(Dataset rows describing interfaces)
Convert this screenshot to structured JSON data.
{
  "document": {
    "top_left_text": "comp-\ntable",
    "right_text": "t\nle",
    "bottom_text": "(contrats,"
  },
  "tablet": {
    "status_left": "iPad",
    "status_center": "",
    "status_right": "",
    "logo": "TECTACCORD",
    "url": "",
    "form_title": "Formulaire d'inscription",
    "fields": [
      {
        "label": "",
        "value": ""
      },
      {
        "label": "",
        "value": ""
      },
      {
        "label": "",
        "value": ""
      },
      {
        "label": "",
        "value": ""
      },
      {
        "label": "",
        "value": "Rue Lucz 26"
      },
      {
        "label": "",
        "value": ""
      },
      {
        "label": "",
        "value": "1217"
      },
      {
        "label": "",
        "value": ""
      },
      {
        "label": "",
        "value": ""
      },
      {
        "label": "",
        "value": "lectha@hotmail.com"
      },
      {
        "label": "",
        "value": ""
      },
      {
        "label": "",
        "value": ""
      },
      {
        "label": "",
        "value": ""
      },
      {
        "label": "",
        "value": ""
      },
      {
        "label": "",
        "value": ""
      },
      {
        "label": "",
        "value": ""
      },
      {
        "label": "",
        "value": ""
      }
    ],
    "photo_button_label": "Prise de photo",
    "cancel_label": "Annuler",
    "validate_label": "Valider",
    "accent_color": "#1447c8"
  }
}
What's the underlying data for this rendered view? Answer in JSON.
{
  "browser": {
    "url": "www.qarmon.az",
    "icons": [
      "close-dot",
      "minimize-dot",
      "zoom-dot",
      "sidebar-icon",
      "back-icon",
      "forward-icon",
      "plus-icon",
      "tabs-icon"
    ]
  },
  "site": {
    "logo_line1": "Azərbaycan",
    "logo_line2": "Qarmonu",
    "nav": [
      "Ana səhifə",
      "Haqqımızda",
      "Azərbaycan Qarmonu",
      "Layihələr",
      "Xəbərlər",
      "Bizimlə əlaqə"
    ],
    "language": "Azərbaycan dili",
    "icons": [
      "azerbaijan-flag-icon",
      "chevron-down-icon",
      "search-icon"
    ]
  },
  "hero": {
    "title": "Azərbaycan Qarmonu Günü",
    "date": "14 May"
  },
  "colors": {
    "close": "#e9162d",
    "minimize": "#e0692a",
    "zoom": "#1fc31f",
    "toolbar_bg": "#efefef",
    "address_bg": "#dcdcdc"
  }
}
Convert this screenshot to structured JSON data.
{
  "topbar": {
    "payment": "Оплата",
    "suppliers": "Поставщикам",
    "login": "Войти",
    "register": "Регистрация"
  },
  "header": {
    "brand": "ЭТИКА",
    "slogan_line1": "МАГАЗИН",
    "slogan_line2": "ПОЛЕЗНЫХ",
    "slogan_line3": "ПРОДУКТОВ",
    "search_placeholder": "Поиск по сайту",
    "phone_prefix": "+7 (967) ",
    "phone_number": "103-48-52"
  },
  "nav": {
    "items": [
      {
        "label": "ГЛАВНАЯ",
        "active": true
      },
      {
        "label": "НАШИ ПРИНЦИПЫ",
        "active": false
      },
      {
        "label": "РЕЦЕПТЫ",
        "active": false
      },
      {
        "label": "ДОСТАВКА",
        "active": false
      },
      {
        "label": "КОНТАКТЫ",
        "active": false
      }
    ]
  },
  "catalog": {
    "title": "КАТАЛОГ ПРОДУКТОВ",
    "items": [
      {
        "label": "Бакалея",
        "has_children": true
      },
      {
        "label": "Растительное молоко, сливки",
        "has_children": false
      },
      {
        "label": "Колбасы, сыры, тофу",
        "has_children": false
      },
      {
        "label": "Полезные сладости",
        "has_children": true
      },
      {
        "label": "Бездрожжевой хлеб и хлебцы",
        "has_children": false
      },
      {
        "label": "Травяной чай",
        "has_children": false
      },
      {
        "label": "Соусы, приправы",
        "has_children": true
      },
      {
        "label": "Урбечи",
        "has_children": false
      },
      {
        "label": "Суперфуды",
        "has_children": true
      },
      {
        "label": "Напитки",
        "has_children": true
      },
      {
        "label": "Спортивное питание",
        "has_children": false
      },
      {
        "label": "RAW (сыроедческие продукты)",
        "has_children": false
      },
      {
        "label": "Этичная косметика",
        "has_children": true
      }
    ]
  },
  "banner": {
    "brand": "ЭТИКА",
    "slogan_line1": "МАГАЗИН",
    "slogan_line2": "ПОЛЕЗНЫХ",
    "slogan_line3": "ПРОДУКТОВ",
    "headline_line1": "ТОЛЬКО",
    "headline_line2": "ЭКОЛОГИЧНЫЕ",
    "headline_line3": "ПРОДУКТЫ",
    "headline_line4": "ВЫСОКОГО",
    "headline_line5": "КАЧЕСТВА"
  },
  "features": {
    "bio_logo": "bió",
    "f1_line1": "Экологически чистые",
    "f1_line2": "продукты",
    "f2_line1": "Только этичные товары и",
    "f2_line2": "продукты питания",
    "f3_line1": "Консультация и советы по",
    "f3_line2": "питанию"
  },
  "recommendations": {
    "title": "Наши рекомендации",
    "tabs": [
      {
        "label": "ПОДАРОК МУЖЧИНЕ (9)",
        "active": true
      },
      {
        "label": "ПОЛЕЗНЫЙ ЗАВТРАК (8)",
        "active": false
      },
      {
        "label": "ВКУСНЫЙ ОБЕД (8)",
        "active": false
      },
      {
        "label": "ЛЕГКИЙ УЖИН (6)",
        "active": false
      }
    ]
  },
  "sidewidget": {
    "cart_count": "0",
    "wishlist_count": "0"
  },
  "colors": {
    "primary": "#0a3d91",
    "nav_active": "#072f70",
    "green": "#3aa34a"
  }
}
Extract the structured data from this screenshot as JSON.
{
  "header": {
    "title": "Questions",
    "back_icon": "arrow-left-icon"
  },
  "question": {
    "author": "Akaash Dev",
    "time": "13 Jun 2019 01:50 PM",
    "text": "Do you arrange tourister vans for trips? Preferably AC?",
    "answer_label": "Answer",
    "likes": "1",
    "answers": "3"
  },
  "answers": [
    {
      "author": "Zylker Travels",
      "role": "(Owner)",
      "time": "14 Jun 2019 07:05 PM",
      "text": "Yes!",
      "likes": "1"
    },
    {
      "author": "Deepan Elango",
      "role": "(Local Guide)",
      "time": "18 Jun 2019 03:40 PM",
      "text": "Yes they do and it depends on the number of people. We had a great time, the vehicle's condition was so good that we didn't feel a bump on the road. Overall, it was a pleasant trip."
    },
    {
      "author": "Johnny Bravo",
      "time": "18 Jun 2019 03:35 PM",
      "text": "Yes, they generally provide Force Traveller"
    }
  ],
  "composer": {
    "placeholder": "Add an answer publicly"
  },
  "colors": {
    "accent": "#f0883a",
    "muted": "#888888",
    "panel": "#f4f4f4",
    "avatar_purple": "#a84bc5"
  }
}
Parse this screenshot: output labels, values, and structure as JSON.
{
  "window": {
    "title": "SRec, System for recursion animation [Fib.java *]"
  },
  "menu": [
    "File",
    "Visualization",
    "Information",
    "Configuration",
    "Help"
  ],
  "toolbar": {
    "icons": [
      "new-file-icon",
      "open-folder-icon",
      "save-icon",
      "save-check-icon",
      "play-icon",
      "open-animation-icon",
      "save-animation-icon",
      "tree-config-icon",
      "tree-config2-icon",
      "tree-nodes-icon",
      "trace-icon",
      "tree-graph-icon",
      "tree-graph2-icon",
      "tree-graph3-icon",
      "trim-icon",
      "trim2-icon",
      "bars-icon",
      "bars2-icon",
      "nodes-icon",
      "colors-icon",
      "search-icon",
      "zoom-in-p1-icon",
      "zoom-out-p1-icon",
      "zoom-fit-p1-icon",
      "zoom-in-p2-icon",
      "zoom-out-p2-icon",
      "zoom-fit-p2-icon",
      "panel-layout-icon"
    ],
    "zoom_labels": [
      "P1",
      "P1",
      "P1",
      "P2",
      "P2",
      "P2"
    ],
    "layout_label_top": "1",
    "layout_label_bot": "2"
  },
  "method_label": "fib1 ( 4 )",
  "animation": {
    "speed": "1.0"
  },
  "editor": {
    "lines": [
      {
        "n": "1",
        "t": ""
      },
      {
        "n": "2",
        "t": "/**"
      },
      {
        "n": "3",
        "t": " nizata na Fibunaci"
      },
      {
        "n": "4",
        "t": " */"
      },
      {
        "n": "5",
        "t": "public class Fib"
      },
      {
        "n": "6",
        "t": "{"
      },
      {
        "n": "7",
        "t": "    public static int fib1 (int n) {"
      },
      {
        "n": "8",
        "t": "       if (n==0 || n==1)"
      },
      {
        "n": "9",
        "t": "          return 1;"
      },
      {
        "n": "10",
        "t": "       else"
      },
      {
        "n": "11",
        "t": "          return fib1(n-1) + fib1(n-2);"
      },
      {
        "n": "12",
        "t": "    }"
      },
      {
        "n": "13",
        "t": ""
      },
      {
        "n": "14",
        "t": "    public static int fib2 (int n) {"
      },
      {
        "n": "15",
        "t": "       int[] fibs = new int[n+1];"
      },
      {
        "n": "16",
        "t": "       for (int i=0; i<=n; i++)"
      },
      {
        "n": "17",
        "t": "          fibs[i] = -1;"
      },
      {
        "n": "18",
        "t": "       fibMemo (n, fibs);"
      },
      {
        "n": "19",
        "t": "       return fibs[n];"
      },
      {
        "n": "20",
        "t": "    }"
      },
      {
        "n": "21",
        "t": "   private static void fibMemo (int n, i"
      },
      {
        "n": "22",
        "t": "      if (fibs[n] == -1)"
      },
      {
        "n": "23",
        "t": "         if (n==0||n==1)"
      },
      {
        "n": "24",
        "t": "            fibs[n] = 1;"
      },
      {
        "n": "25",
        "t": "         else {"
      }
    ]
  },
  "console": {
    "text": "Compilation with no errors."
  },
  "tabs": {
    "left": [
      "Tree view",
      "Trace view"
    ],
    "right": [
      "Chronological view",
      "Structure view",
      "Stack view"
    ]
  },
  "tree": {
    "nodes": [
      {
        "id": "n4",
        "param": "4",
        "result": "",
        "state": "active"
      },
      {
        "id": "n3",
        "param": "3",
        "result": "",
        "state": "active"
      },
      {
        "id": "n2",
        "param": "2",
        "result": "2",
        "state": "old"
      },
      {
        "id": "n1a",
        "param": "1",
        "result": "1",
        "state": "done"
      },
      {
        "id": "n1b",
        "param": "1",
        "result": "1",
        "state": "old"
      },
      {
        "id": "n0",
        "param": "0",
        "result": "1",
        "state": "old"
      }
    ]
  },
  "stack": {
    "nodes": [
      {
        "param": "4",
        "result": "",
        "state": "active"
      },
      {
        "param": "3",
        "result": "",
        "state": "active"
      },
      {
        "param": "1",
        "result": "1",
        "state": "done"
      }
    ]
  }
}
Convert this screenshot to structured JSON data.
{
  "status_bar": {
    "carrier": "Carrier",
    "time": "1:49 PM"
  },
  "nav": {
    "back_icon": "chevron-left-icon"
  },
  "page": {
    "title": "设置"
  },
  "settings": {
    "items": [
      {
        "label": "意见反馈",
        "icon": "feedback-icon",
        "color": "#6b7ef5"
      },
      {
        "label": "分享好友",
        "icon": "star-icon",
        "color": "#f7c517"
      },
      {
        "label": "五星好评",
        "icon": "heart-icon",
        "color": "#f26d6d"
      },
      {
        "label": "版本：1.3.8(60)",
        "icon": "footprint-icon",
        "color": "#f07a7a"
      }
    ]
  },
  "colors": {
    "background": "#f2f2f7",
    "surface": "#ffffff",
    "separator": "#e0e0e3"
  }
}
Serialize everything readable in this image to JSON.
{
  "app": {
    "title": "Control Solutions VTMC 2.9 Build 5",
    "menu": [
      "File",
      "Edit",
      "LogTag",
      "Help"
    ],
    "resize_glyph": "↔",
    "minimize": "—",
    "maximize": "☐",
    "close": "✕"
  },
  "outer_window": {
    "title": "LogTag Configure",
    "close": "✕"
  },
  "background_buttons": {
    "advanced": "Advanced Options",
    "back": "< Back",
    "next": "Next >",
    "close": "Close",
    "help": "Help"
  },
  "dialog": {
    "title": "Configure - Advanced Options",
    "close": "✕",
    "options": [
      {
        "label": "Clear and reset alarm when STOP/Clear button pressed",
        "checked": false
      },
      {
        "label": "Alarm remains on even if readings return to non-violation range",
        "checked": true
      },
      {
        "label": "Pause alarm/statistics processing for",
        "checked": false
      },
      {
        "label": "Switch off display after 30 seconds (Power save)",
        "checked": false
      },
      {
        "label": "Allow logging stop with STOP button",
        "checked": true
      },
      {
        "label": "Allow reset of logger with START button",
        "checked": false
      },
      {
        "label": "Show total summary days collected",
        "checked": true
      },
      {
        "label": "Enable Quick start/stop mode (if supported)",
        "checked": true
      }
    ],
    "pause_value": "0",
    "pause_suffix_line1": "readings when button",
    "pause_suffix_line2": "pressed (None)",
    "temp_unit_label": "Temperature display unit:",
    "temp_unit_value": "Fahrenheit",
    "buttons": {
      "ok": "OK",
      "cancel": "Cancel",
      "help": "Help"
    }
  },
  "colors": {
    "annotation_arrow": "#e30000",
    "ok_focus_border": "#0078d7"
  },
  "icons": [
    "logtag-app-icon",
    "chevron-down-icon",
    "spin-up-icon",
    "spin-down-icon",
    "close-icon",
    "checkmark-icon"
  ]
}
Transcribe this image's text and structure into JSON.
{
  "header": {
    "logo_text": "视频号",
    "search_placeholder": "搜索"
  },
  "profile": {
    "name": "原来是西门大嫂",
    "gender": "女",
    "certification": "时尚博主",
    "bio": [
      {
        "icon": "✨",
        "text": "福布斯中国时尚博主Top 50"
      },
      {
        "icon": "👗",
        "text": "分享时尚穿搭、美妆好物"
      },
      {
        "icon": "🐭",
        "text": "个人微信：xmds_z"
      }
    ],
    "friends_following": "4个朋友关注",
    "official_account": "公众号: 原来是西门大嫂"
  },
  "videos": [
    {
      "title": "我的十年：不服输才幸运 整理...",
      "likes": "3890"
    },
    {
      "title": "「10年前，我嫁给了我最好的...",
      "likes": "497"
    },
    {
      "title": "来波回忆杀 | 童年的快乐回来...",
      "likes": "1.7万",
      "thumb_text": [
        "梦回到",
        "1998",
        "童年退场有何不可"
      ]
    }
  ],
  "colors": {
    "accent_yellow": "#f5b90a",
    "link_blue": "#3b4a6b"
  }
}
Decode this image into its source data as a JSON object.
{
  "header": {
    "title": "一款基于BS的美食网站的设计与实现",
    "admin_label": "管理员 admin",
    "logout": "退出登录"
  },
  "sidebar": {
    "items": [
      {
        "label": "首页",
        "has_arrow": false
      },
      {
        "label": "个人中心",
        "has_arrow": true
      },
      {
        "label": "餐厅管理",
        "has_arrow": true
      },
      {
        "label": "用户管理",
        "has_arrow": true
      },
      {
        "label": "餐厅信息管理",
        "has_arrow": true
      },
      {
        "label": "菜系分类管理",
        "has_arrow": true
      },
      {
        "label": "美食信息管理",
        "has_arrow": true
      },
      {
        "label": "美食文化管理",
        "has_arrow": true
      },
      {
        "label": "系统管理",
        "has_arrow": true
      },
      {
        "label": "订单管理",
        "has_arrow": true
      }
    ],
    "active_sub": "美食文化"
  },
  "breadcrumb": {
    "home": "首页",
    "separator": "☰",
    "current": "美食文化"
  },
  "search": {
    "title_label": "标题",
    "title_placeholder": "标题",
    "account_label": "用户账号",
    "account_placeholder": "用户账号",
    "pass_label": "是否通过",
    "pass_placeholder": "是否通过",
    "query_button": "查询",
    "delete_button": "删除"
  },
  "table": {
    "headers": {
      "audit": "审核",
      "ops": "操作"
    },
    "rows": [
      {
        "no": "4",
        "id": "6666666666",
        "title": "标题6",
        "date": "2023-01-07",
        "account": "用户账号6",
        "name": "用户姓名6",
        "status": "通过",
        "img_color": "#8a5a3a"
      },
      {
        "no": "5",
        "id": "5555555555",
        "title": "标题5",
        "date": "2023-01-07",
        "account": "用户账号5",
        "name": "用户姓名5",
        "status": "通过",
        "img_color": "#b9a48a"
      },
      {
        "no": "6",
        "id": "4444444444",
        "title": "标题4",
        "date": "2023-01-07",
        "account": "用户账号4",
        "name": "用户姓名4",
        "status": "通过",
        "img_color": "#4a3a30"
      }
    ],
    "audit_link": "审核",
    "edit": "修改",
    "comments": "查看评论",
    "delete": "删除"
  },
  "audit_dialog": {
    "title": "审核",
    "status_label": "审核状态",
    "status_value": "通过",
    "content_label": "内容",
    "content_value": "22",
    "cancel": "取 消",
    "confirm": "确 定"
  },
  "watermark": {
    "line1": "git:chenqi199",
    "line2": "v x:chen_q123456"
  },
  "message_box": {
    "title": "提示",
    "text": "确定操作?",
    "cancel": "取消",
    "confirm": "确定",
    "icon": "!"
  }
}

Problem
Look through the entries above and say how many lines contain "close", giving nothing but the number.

Exercise response
7